MB: I was on a panel at Mobile World Congress (this past fall) and the CEO of Sequans [Georges Karam] said he sees these -- at some point in the future -- getting down into the single digits cost. I think at that point, the economics begin to work where you can really start to track more than the high value assets. You could track things like briefcases, suitcases and backpacks, and all the things that are important to you but are just a little bit too expensive to connect.
So I think the cost of productivity -- as it's related to the addressable market --is very important. Security is always at the top of everyone's list. We're now with the deployments of eSIMs and getting to see managed certificate services having the ability to provide dual factor authentication for the devices, which I think is significant for IoT and M2M.
TT: As far as the Cat M1, is there anything that you've learned in particular so far or anything that you didn't expect to see?

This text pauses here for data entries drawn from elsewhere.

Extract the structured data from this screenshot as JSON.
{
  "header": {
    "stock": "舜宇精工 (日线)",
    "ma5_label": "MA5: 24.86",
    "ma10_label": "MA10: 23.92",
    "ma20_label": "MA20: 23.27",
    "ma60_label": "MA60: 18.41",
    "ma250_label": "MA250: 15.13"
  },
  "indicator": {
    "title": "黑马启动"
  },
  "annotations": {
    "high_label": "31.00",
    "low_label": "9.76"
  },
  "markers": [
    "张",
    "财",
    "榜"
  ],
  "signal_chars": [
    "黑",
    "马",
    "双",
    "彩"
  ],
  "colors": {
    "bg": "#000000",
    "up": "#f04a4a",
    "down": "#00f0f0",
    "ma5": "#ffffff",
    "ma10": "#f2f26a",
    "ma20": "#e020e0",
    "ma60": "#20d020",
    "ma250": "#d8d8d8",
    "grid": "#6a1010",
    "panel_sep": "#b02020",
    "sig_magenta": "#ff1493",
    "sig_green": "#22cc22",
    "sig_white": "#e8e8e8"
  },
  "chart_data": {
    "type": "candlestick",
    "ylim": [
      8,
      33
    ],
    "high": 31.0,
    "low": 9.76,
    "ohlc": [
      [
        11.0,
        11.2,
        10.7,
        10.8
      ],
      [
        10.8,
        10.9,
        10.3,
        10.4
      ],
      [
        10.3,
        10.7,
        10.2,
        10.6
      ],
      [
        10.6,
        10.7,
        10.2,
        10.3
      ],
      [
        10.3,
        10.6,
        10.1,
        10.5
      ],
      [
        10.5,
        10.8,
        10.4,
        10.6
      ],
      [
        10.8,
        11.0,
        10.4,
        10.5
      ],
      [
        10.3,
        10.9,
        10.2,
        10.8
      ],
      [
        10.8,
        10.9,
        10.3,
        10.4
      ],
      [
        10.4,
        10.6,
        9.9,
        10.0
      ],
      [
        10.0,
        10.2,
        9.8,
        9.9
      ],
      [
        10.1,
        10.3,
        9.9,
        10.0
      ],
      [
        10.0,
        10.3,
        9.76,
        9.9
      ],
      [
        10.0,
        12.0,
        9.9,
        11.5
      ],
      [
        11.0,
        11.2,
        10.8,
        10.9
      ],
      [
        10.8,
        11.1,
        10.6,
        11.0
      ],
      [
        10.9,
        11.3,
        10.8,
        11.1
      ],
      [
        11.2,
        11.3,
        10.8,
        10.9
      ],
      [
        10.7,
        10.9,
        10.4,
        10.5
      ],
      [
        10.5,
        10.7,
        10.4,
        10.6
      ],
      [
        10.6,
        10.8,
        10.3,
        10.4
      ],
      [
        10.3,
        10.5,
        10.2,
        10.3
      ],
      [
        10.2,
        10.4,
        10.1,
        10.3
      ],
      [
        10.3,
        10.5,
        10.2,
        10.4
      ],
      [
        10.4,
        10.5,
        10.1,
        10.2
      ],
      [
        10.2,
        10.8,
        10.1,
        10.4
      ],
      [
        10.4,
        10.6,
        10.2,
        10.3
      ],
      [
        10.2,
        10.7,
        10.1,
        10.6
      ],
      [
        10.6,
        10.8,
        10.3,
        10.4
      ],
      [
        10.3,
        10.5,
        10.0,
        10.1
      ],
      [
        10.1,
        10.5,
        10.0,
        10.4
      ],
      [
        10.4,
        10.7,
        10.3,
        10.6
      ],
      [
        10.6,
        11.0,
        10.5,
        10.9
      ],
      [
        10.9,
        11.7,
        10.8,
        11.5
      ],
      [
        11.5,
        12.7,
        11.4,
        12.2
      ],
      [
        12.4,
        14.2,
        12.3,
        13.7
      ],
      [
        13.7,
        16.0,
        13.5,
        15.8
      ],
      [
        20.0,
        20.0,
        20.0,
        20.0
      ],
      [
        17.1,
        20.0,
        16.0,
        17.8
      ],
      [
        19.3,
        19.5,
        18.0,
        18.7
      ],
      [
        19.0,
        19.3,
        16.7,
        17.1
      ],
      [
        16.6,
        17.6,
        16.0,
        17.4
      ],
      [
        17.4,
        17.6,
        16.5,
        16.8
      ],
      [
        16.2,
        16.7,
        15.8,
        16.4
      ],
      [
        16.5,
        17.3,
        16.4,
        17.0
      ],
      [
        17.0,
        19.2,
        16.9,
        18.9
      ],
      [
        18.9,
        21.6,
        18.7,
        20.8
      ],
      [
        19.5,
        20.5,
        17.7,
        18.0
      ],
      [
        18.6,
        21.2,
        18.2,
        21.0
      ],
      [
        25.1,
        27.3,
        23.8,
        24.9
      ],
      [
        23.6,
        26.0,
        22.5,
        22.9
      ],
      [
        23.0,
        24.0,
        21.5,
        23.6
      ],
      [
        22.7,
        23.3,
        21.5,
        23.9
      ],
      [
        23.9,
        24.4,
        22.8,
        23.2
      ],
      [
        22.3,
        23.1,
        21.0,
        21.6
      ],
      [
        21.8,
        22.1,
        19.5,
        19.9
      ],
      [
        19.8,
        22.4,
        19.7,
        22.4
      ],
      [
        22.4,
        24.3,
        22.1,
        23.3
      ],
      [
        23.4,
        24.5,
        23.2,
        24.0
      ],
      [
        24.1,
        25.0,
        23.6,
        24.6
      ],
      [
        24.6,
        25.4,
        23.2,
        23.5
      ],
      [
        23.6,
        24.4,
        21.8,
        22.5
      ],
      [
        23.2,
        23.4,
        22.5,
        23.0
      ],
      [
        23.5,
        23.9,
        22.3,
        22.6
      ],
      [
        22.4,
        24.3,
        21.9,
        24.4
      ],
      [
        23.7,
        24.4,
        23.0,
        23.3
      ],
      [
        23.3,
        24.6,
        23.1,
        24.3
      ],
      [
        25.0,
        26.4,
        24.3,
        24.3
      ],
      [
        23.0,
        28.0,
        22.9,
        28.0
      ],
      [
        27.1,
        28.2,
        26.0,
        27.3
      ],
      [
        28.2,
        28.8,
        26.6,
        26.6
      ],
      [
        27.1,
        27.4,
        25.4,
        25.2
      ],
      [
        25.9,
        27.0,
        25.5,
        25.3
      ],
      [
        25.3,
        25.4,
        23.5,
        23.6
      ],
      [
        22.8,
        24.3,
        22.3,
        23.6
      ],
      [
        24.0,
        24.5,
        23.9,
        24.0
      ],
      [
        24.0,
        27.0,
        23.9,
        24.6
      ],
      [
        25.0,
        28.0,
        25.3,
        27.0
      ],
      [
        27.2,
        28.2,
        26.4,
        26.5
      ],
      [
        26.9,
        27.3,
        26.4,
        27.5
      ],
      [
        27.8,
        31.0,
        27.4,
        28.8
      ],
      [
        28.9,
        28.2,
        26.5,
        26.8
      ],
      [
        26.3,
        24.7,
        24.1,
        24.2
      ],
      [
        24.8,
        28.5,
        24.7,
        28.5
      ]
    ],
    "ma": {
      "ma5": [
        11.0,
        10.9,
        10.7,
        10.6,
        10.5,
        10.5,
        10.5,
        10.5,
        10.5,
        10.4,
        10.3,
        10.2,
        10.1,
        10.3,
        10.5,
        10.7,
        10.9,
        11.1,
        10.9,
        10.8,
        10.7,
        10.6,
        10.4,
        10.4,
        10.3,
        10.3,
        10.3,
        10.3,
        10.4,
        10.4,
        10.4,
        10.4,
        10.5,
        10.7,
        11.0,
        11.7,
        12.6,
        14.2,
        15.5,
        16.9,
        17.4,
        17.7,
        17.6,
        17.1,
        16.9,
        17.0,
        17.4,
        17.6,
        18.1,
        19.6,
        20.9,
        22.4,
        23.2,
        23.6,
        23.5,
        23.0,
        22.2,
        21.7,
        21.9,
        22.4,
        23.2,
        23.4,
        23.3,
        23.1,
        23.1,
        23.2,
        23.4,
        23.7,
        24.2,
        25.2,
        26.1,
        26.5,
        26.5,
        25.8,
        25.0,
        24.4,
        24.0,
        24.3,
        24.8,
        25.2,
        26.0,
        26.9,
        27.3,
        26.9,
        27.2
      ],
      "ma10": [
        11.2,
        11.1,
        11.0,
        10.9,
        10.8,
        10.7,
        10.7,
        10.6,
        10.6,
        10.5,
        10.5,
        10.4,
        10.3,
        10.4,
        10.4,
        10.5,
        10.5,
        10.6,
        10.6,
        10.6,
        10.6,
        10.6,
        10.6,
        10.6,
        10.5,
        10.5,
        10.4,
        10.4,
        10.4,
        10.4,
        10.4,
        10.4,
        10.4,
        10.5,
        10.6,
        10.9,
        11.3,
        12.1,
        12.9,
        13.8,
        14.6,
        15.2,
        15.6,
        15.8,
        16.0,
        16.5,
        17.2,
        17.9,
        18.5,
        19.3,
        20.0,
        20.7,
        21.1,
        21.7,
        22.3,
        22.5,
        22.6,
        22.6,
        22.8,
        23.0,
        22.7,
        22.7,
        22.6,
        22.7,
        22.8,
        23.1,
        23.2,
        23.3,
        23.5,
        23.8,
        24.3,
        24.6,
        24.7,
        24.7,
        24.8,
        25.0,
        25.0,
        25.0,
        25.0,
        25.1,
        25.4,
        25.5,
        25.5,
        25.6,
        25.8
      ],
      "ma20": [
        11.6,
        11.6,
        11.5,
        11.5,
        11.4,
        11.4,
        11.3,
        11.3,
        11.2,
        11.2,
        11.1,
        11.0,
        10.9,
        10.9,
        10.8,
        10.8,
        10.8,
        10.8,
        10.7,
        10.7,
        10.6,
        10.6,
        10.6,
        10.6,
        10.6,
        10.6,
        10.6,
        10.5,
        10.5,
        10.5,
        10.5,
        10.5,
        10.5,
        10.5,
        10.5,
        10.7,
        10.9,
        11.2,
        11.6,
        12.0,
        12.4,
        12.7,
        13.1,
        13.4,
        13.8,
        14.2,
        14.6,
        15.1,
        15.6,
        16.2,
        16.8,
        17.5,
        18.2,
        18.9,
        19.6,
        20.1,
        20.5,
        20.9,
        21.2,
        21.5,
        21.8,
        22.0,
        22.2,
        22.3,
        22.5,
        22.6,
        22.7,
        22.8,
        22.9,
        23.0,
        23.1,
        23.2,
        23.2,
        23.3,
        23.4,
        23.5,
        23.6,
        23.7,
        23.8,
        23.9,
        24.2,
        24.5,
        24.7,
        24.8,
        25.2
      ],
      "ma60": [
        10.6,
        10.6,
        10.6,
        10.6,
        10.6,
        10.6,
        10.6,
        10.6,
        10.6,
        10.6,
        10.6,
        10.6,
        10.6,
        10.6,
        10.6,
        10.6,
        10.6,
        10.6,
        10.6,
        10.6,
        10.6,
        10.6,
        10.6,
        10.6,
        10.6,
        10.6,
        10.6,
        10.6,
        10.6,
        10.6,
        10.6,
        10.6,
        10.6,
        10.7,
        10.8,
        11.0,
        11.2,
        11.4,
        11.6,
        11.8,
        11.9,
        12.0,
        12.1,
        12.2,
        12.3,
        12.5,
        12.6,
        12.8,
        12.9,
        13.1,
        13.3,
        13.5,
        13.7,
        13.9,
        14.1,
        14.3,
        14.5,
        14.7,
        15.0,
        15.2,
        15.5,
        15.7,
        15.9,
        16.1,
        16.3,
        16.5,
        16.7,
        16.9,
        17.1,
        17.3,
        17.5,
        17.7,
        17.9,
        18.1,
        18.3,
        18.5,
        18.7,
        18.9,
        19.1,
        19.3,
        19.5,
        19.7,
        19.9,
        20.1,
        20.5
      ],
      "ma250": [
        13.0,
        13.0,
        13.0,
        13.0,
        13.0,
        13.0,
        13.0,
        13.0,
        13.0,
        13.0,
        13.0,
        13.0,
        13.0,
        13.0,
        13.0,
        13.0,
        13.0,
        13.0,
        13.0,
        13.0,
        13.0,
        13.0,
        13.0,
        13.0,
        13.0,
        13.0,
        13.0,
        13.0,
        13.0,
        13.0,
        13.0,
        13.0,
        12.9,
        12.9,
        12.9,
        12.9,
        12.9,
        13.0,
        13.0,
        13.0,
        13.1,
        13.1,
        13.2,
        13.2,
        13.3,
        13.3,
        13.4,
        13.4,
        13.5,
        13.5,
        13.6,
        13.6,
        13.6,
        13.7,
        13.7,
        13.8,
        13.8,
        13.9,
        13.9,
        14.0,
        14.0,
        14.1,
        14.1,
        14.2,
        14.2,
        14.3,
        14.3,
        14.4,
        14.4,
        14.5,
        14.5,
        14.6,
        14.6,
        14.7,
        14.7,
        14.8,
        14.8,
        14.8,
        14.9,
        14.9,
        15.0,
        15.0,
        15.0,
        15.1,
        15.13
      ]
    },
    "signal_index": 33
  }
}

MB: So when we talk about Cat M1, I think the cost of the device is one piece, but, also when we start looking at the IoT core network, not only is the cost coming down for the device, but the overall cost is coming down for the network itself. What's allowing us to do that is the network virtualization, where we're able to actually slice off a piece of the core network and allocate that towards IoT. What that's doing is giving us the ability to segment away from the IMS core and all the cost of the third-party licensing expense associated with that very, very sophisticated IMS core, which was built to manage very complex devices versus the simple NB-IoT and Cat M devices.
If there's anything that I've learned, it's that the market will continue to push for more and more capabilities. So we're actually going to be deploying Cat M devices that are going to be able to do things like location, migration, and lighting -- all those types of capabilities as needed. I think that I was expecting not to have devices that were going to be that sophisticated with Cat M in the beginning, but you can never underestimate the people who are driving innovation. They just always want to do more and more and more. Everyone appears very committed to doing it while also managing power consumption to save time. Because one of the propositions with Cat M, and even narrowband IoT, is better power management, longer battery life.
TT: We talked a lot last year about security, which you already mentioned. Is there anything else you would want to say to enterprises or businesses that are concerned about security? Is there anything else that you need to let them know, to reassure them a bit?
MB: There are our four pieces for better security; managed certificate services, virtual private network, secure cloud Interconnect, and AI. I think previously when we were seeing M2M and IoT deployments, they were already in the field, and enterprises were going back and adding security. What we're seeing now is that security is being planned as part of the deployment. So devices are being deployed with managed certificates. The networks are being implemented with virtual mobile private networks. Compute environments are being deployed where we have implemented direct network connections to those cloud environments so that at nowhere along this continuum are we traversing the public Internet.
The fourth piece is AI, and so we have been deploying some AI capabilities to do monitoring communications to M2M devices. Specific use cases and devices have a very identifiable and repeatable communication profile. We know exactly what the communications should look like for a specific device. AI is looking for any anomalies, and if it sees anomalies in the communication patterns with a device, that information is creating an alert to the owner of those devices with the ability to shut down communications to that device, or shut down communications to groups of devices in a geographic area.
That doesn't mean that it can't have a security incident. I just want to be on record that we can never do enough, and that we have to constantly be improving security.